PROMPT: The listing below should be written out again word for word, please.

(RECORDS PROVIDED)

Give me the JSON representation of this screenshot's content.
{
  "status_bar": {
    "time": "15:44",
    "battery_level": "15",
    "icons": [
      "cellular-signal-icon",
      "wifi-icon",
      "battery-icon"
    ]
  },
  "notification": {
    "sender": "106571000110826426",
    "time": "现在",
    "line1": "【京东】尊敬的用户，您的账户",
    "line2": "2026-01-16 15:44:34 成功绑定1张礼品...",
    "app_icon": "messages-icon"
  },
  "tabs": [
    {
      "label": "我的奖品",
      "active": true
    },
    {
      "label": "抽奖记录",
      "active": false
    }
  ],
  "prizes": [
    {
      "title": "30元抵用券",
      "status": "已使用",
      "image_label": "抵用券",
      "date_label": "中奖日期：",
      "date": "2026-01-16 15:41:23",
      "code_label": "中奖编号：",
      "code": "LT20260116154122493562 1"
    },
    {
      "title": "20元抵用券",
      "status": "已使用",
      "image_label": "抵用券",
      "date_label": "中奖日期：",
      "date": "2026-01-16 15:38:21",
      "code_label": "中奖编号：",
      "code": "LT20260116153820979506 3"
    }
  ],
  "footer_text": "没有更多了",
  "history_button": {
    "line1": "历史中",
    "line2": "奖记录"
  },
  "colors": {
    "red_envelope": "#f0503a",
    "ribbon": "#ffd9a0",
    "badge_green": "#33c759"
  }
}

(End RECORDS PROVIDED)

EXPECTED ANSWER:
Give me the JSON representation of this screenshot's content.
{
  "status_bar": {
    "time": "15:44",
    "battery_level": "15",
    "icons": [
      "cellular-signal-icon",
      "wifi-icon",
      "battery-icon"
    ]
  },
  "notification": {
    "sender": "106571000110826426",
    "time": "现在",
    "line1": "【京东】尊敬的用户，您的账户",
    "line2": "2026-01-16 15:44:34 成功绑定1张礼品...",
    "app_icon": "messages-icon"
  },
  "tabs": [
    {
      "label": "我的奖品",
      "active": true
    },
    {
      "label": "抽奖记录",
      "active": false
    }
  ],
  "prizes": [
    {
      "title": "30元抵用券",
      "status": "已使用",
      "image_label": "抵用券",
      "date_label": "中奖日期：",
      "date": "2026-01-16 15:41:23",
      "code_label": "中奖编号：",
      "code": "LT20260116154122493562 1"
    },
    {
      "title": "20元抵用券",
      "status": "已使用",
      "image_label": "抵用券",
      "date_label": "中奖日期：",
      "date": "2026-01-16 15:38:21",
      "code_label": "中奖编号：",
      "code": "LT20260116153820979506 3"
    }
  ],
  "footer_text": "没有更多了",
  "history_button": {
    "line1": "历史中",
    "line2": "奖记录"
  },
  "colors": {
    "red_envelope": "#f0503a",
    "ribbon": "#ffd9a0",
    "badge_green": "#33c759"
  }
}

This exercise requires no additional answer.